**INSTRUCTIONS TO FOLLOW**
Give every line from the entries that contains "true".

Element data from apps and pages
=======

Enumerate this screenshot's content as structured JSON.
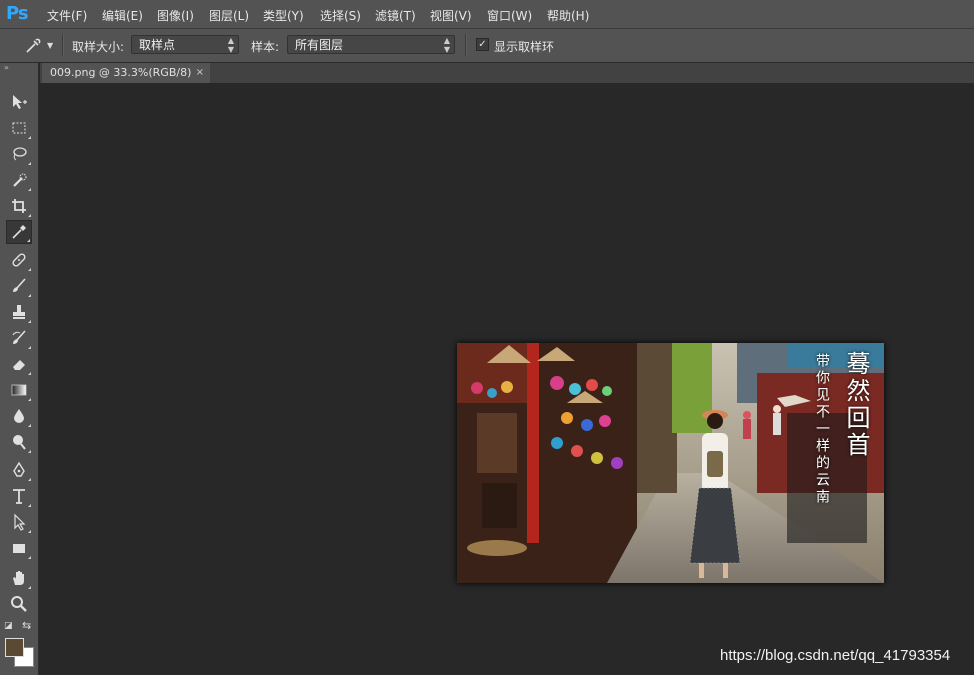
{
  "app": {
    "logo": "Ps"
  },
  "menu": [
    {
      "label": "文件(F)"
    },
    {
      "label": "编辑(E)"
    },
    {
      "label": "图像(I)"
    },
    {
      "label": "图层(L)"
    },
    {
      "label": "类型(Y)"
    },
    {
      "label": "选择(S)"
    },
    {
      "label": "滤镜(T)"
    },
    {
      "label": "视图(V)"
    },
    {
      "label": "窗口(W)"
    },
    {
      "label": "帮助(H)"
    }
  ],
  "options": {
    "sample_size_label": "取样大小:",
    "sample_size_value": "取样点",
    "sample_label": "样本:",
    "sample_value": "所有图层",
    "show_ring_label": "显示取样环",
    "show_ring_checked": "✓"
  },
  "document": {
    "tab_title": "009.png @ 33.3%(RGB/8)",
    "close": "×"
  },
  "photo": {
    "title": "蓦然回首",
    "subtitle": "带你见不一样的云南"
  },
  "colors": {
    "foreground": "#5a4a33",
    "background": "#ffffff"
  },
  "watermark": "https://blog.csdn.net/qq_41793354"
}
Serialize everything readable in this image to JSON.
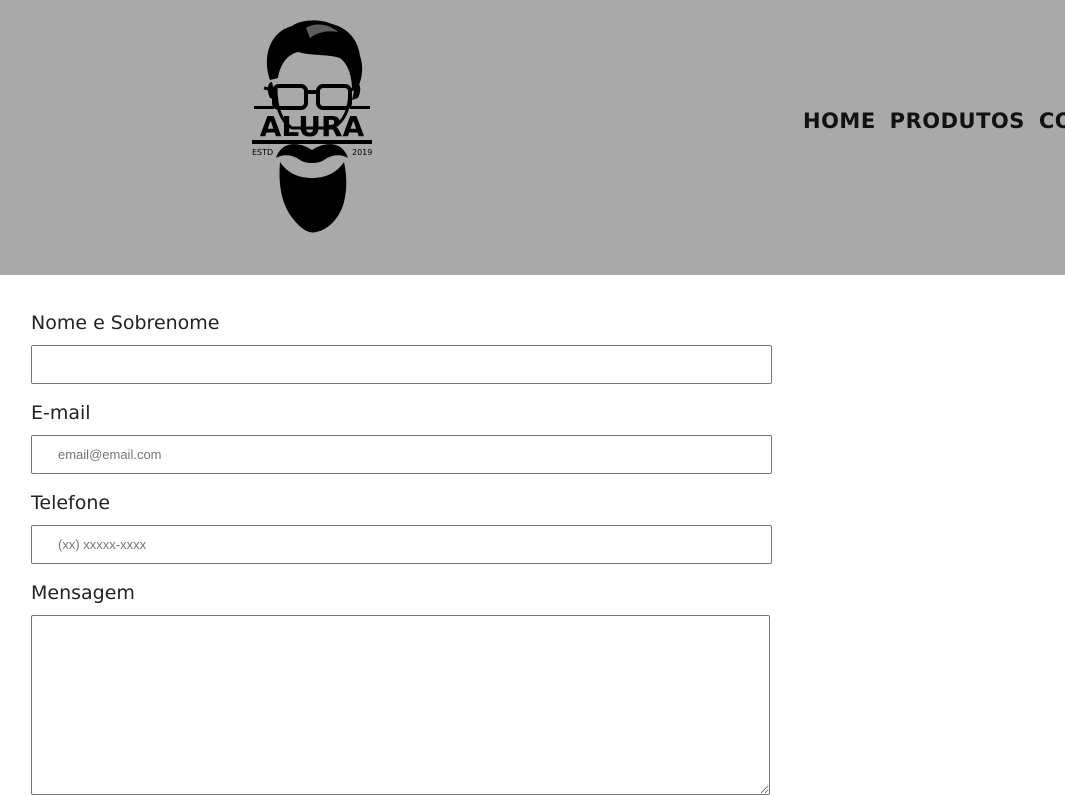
{
  "header": {
    "background_color": "#a9a9a9",
    "logo": {
      "icon": "bearded-man-glasses-logo",
      "brand_text": "ALURA",
      "estd_left": "ESTD",
      "estd_right": "2019"
    },
    "nav": {
      "items": [
        {
          "label": "HOME"
        },
        {
          "label": "PRODUTOS"
        },
        {
          "label": "CONTATO"
        }
      ]
    }
  },
  "form": {
    "name_label": "Nome e Sobrenome",
    "name_value": "",
    "email_label": "E-mail",
    "email_placeholder": "email@email.com",
    "phone_label": "Telefone",
    "phone_placeholder": "(xx) xxxxx-xxxx",
    "message_label": "Mensagem",
    "message_value": ""
  }
}
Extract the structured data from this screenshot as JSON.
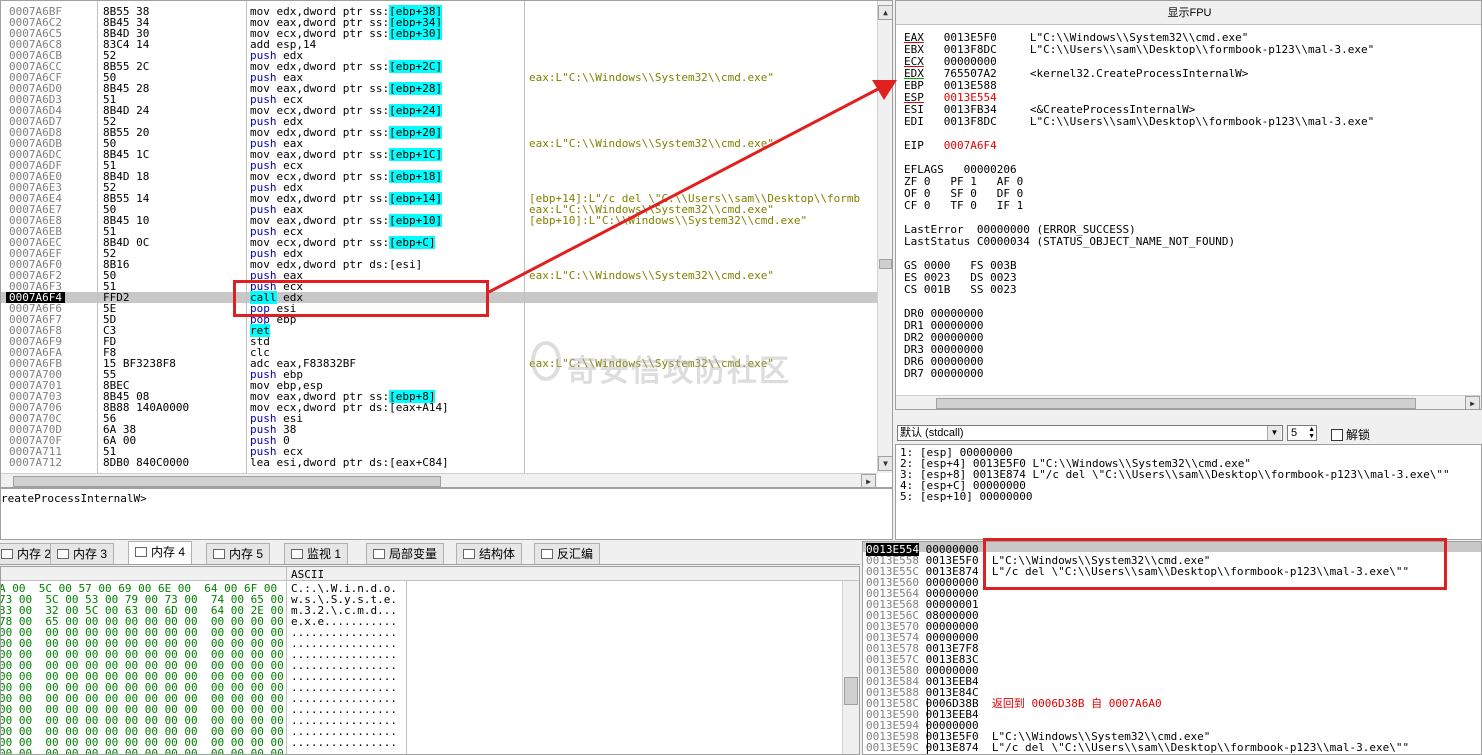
{
  "disasm": {
    "rows": [
      {
        "addr": "0007A6BF",
        "hex": "8B55 38",
        "op": "mov",
        "args": "edx,dword ptr ss:",
        "mem": "[ebp+38]",
        "cmt": ""
      },
      {
        "addr": "0007A6C2",
        "hex": "8B45 34",
        "op": "mov",
        "args": "eax,dword ptr ss:",
        "mem": "[ebp+34]",
        "cmt": ""
      },
      {
        "addr": "0007A6C5",
        "hex": "8B4D 30",
        "op": "mov",
        "args": "ecx,dword ptr ss:",
        "mem": "[ebp+30]",
        "cmt": ""
      },
      {
        "addr": "0007A6C8",
        "hex": "83C4 14",
        "op": "add",
        "args": "esp,14",
        "mem": "",
        "cmt": ""
      },
      {
        "addr": "0007A6CB",
        "hex": "52",
        "op": "push",
        "args": "edx",
        "mem": "",
        "cmt": ""
      },
      {
        "addr": "0007A6CC",
        "hex": "8B55 2C",
        "op": "mov",
        "args": "edx,dword ptr ss:",
        "mem": "[ebp+2C]",
        "cmt": ""
      },
      {
        "addr": "0007A6CF",
        "hex": "50",
        "op": "push",
        "args": "eax",
        "mem": "",
        "cmt": "eax:L\"C:\\\\Windows\\\\System32\\\\cmd.exe\""
      },
      {
        "addr": "0007A6D0",
        "hex": "8B45 28",
        "op": "mov",
        "args": "eax,dword ptr ss:",
        "mem": "[ebp+28]",
        "cmt": ""
      },
      {
        "addr": "0007A6D3",
        "hex": "51",
        "op": "push",
        "args": "ecx",
        "mem": "",
        "cmt": ""
      },
      {
        "addr": "0007A6D4",
        "hex": "8B4D 24",
        "op": "mov",
        "args": "ecx,dword ptr ss:",
        "mem": "[ebp+24]",
        "cmt": ""
      },
      {
        "addr": "0007A6D7",
        "hex": "52",
        "op": "push",
        "args": "edx",
        "mem": "",
        "cmt": ""
      },
      {
        "addr": "0007A6D8",
        "hex": "8B55 20",
        "op": "mov",
        "args": "edx,dword ptr ss:",
        "mem": "[ebp+20]",
        "cmt": ""
      },
      {
        "addr": "0007A6DB",
        "hex": "50",
        "op": "push",
        "args": "eax",
        "mem": "",
        "cmt": "eax:L\"C:\\\\Windows\\\\System32\\\\cmd.exe\""
      },
      {
        "addr": "0007A6DC",
        "hex": "8B45 1C",
        "op": "mov",
        "args": "eax,dword ptr ss:",
        "mem": "[ebp+1C]",
        "cmt": ""
      },
      {
        "addr": "0007A6DF",
        "hex": "51",
        "op": "push",
        "args": "ecx",
        "mem": "",
        "cmt": ""
      },
      {
        "addr": "0007A6E0",
        "hex": "8B4D 18",
        "op": "mov",
        "args": "ecx,dword ptr ss:",
        "mem": "[ebp+18]",
        "cmt": ""
      },
      {
        "addr": "0007A6E3",
        "hex": "52",
        "op": "push",
        "args": "edx",
        "mem": "",
        "cmt": ""
      },
      {
        "addr": "0007A6E4",
        "hex": "8B55 14",
        "op": "mov",
        "args": "edx,dword ptr ss:",
        "mem": "[ebp+14]",
        "cmt": "[ebp+14]:L\"/c del \\\"C:\\\\Users\\\\sam\\\\Desktop\\\\formb"
      },
      {
        "addr": "0007A6E7",
        "hex": "50",
        "op": "push",
        "args": "eax",
        "mem": "",
        "cmt": "eax:L\"C:\\\\Windows\\\\System32\\\\cmd.exe\""
      },
      {
        "addr": "0007A6E8",
        "hex": "8B45 10",
        "op": "mov",
        "args": "eax,dword ptr ss:",
        "mem": "[ebp+10]",
        "cmt": "[ebp+10]:L\"C:\\\\Windows\\\\System32\\\\cmd.exe\""
      },
      {
        "addr": "0007A6EB",
        "hex": "51",
        "op": "push",
        "args": "ecx",
        "mem": "",
        "cmt": ""
      },
      {
        "addr": "0007A6EC",
        "hex": "8B4D 0C",
        "op": "mov",
        "args": "ecx,dword ptr ss:",
        "mem": "[ebp+C]",
        "cmt": ""
      },
      {
        "addr": "0007A6EF",
        "hex": "52",
        "op": "push",
        "args": "edx",
        "mem": "",
        "cmt": ""
      },
      {
        "addr": "0007A6F0",
        "hex": "8B16",
        "op": "mov",
        "args": "edx,dword ptr ds:[esi]",
        "mem": "",
        "cmt": ""
      },
      {
        "addr": "0007A6F2",
        "hex": "50",
        "op": "push",
        "args": "eax",
        "mem": "",
        "cmt": "eax:L\"C:\\\\Windows\\\\System32\\\\cmd.exe\""
      },
      {
        "addr": "0007A6F3",
        "hex": "51",
        "op": "push",
        "args": "ecx",
        "mem": "",
        "cmt": ""
      },
      {
        "addr": "0007A6F4",
        "hex": "FFD2",
        "op": "call",
        "args": "edx",
        "mem": "",
        "cmt": "",
        "eip": true
      },
      {
        "addr": "0007A6F6",
        "hex": "5E",
        "op": "pop",
        "args": "esi",
        "mem": "",
        "cmt": ""
      },
      {
        "addr": "0007A6F7",
        "hex": "5D",
        "op": "pop",
        "args": "ebp",
        "mem": "",
        "cmt": ""
      },
      {
        "addr": "0007A6F8",
        "hex": "C3",
        "op": "ret",
        "args": "",
        "mem": "",
        "cmt": ""
      },
      {
        "addr": "0007A6F9",
        "hex": "FD",
        "op": "std",
        "args": "",
        "mem": "",
        "cmt": ""
      },
      {
        "addr": "0007A6FA",
        "hex": "F8",
        "op": "clc",
        "args": "",
        "mem": "",
        "cmt": ""
      },
      {
        "addr": "0007A6FB",
        "hex": "15 BF3238F8",
        "op": "adc",
        "args": "eax,F83832BF",
        "mem": "",
        "cmt": "eax:L\"C:\\\\Windows\\\\System32\\\\cmd.exe\""
      },
      {
        "addr": "0007A700",
        "hex": "55",
        "op": "push",
        "args": "ebp",
        "mem": "",
        "cmt": ""
      },
      {
        "addr": "0007A701",
        "hex": "8BEC",
        "op": "mov",
        "args": "ebp,esp",
        "mem": "",
        "cmt": ""
      },
      {
        "addr": "0007A703",
        "hex": "8B45 08",
        "op": "mov",
        "args": "eax,dword ptr ss:",
        "mem": "[ebp+8]",
        "cmt": ""
      },
      {
        "addr": "0007A706",
        "hex": "8B88 140A0000",
        "op": "mov",
        "args": "ecx,dword ptr ds:[eax+A14]",
        "mem": "",
        "cmt": ""
      },
      {
        "addr": "0007A70C",
        "hex": "56",
        "op": "push",
        "args": "esi",
        "mem": "",
        "cmt": ""
      },
      {
        "addr": "0007A70D",
        "hex": "6A 38",
        "op": "push",
        "args": "38",
        "mem": "",
        "cmt": ""
      },
      {
        "addr": "0007A70F",
        "hex": "6A 00",
        "op": "push",
        "args": "0",
        "mem": "",
        "cmt": ""
      },
      {
        "addr": "0007A711",
        "hex": "51",
        "op": "push",
        "args": "ecx",
        "mem": "",
        "cmt": ""
      },
      {
        "addr": "0007A712",
        "hex": "8DB0 840C0000",
        "op": "lea",
        "args": "esi,dword ptr ds:[eax+C84]",
        "mem": "",
        "cmt": ""
      }
    ],
    "info_line": "reateProcessInternalW>"
  },
  "regs": {
    "title": "显示FPU",
    "gp": [
      {
        "name": "EAX",
        "val": "0013E5F0",
        "cmt": "L\"C:\\\\Windows\\\\System32\\\\cmd.exe\"",
        "style": "ul-red"
      },
      {
        "name": "EBX",
        "val": "0013F8DC",
        "cmt": "L\"C:\\\\Users\\\\sam\\\\Desktop\\\\formbook-p123\\\\mal-3.exe\"",
        "style": ""
      },
      {
        "name": "ECX",
        "val": "00000000",
        "cmt": "",
        "style": "ul-red"
      },
      {
        "name": "EDX",
        "val": "765507A2",
        "cmt": "<kernel32.CreateProcessInternalW>",
        "style": "ul-green"
      },
      {
        "name": "EBP",
        "val": "0013E588",
        "cmt": "",
        "style": ""
      },
      {
        "name": "ESP",
        "val": "0013E554",
        "cmt": "",
        "style": "ul-red",
        "valred": true
      },
      {
        "name": "ESI",
        "val": "0013FB34",
        "cmt": "<&CreateProcessInternalW>",
        "style": ""
      },
      {
        "name": "EDI",
        "val": "0013F8DC",
        "cmt": "L\"C:\\\\Users\\\\sam\\\\Desktop\\\\formbook-p123\\\\mal-3.exe\"",
        "style": ""
      }
    ],
    "eip": "EIP   0007A6F4",
    "eflags": "EFLAGS   00000206",
    "flags": [
      "ZF 0   PF 1   AF 0",
      "OF 0   SF 0   DF 0",
      "CF 0   TF 0   IF 1"
    ],
    "last_error": "LastError  00000000 (ERROR_SUCCESS)",
    "last_status": "LastStatus C0000034 (STATUS_OBJECT_NAME_NOT_FOUND)",
    "segs": [
      "GS 0000   FS 003B",
      "ES 0023   DS 0023",
      "CS 001B   SS 0023"
    ],
    "drs": [
      "DR0 00000000",
      "DR1 00000000",
      "DR2 00000000",
      "DR3 00000000",
      "DR6 00000000",
      "DR7 00000000"
    ]
  },
  "callconv": {
    "value": "默认 (stdcall)",
    "count": "5",
    "unlock": "解锁"
  },
  "args": [
    "1: [esp] 00000000",
    "2: [esp+4] 0013E5F0 L\"C:\\\\Windows\\\\System32\\\\cmd.exe\"",
    "3: [esp+8] 0013E874 L\"/c del \\\"C:\\\\Users\\\\sam\\\\Desktop\\\\formbook-p123\\\\mal-3.exe\\\"\"",
    "4: [esp+C] 00000000",
    "5: [esp+10] 00000000"
  ],
  "tabs": [
    {
      "label": "内存 2",
      "active": false
    },
    {
      "label": "内存 3",
      "active": false
    },
    {
      "label": "内存 4",
      "active": true
    },
    {
      "label": "内存 5",
      "active": false
    },
    {
      "label": "监视 1",
      "active": false
    },
    {
      "label": "局部变量",
      "active": false
    },
    {
      "label": "结构体",
      "active": false
    },
    {
      "label": "反汇编",
      "active": false
    }
  ],
  "dump": {
    "ascii_header": "ASCII",
    "rows": [
      {
        "hex": "A 00  5C 00 57 00 69 00 6E 00  64 00 6F 00",
        "ascii": "C.:.\\.W.i.n.d.o."
      },
      {
        "hex": "73 00  5C 00 53 00 79 00 73 00  74 00 65 00",
        "ascii": "w.s.\\.S.y.s.t.e."
      },
      {
        "hex": "33 00  32 00 5C 00 63 00 6D 00  64 00 2E 00",
        "ascii": "m.3.2.\\.c.m.d..."
      },
      {
        "hex": "78 00  65 00 00 00 00 00 00 00  00 00 00 00",
        "ascii": "e.x.e..........."
      },
      {
        "hex": "00 00  00 00 00 00 00 00 00 00  00 00 00 00",
        "ascii": "................"
      },
      {
        "hex": "00 00  00 00 00 00 00 00 00 00  00 00 00 00",
        "ascii": "................"
      },
      {
        "hex": "00 00  00 00 00 00 00 00 00 00  00 00 00 00",
        "ascii": "................"
      },
      {
        "hex": "00 00  00 00 00 00 00 00 00 00  00 00 00 00",
        "ascii": "................"
      },
      {
        "hex": "00 00  00 00 00 00 00 00 00 00  00 00 00 00",
        "ascii": "................"
      },
      {
        "hex": "00 00  00 00 00 00 00 00 00 00  00 00 00 00",
        "ascii": "................"
      },
      {
        "hex": "00 00  00 00 00 00 00 00 00 00  00 00 00 00",
        "ascii": "................"
      },
      {
        "hex": "00 00  00 00 00 00 00 00 00 00  00 00 00 00",
        "ascii": "................"
      },
      {
        "hex": "00 00  00 00 00 00 00 00 00 00  00 00 00 00",
        "ascii": "................"
      },
      {
        "hex": "00 00  00 00 00 00 00 00 00 00  00 00 00 00",
        "ascii": "................"
      },
      {
        "hex": "00 00  00 00 00 00 00 00 00 00  00 00 00 00",
        "ascii": "................"
      },
      {
        "hex": "00 00  00 00 00 00 00 00 00 00  00 00 00 00",
        "ascii": "................"
      }
    ]
  },
  "stack": {
    "rows": [
      {
        "addr": "0013E554",
        "val": "00000000",
        "cmt": ""
      },
      {
        "addr": "0013E558",
        "val": "0013E5F0",
        "cmt": "L\"C:\\\\Windows\\\\System32\\\\cmd.exe\""
      },
      {
        "addr": "0013E55C",
        "val": "0013E874",
        "cmt": "L\"/c del \\\"C:\\\\Users\\\\sam\\\\Desktop\\\\formbook-p123\\\\mal-3.exe\\\"\""
      },
      {
        "addr": "0013E560",
        "val": "00000000",
        "cmt": ""
      },
      {
        "addr": "0013E564",
        "val": "00000000",
        "cmt": ""
      },
      {
        "addr": "0013E568",
        "val": "00000001",
        "cmt": ""
      },
      {
        "addr": "0013E56C",
        "val": "08000000",
        "cmt": ""
      },
      {
        "addr": "0013E570",
        "val": "00000000",
        "cmt": ""
      },
      {
        "addr": "0013E574",
        "val": "00000000",
        "cmt": ""
      },
      {
        "addr": "0013E578",
        "val": "0013E7F8",
        "cmt": ""
      },
      {
        "addr": "0013E57C",
        "val": "0013E83C",
        "cmt": ""
      },
      {
        "addr": "0013E580",
        "val": "00000000",
        "cmt": ""
      },
      {
        "addr": "0013E584",
        "val": "0013EEB4",
        "cmt": ""
      },
      {
        "addr": "0013E588",
        "val": "0013E84C",
        "cmt": ""
      },
      {
        "addr": "0013E58C",
        "val": "0006D38B",
        "cmt": "返回到 0006D38B 自 0007A6A0",
        "ret": true
      },
      {
        "addr": "0013E590",
        "val": "0013EEB4",
        "cmt": ""
      },
      {
        "addr": "0013E594",
        "val": "00000000",
        "cmt": ""
      },
      {
        "addr": "0013E598",
        "val": "0013E5F0",
        "cmt": "L\"C:\\\\Windows\\\\System32\\\\cmd.exe\""
      },
      {
        "addr": "0013E59C",
        "val": "0013E874",
        "cmt": "L\"/c del \\\"C:\\\\Users\\\\sam\\\\Desktop\\\\formbook-p123\\\\mal-3.exe\\\"\""
      }
    ]
  },
  "watermark": "奇安信攻防社区"
}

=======

**SOLUTION TO THE EXERCISE**
        "eip": true
        "valred": true
      "active": true
        "ret": true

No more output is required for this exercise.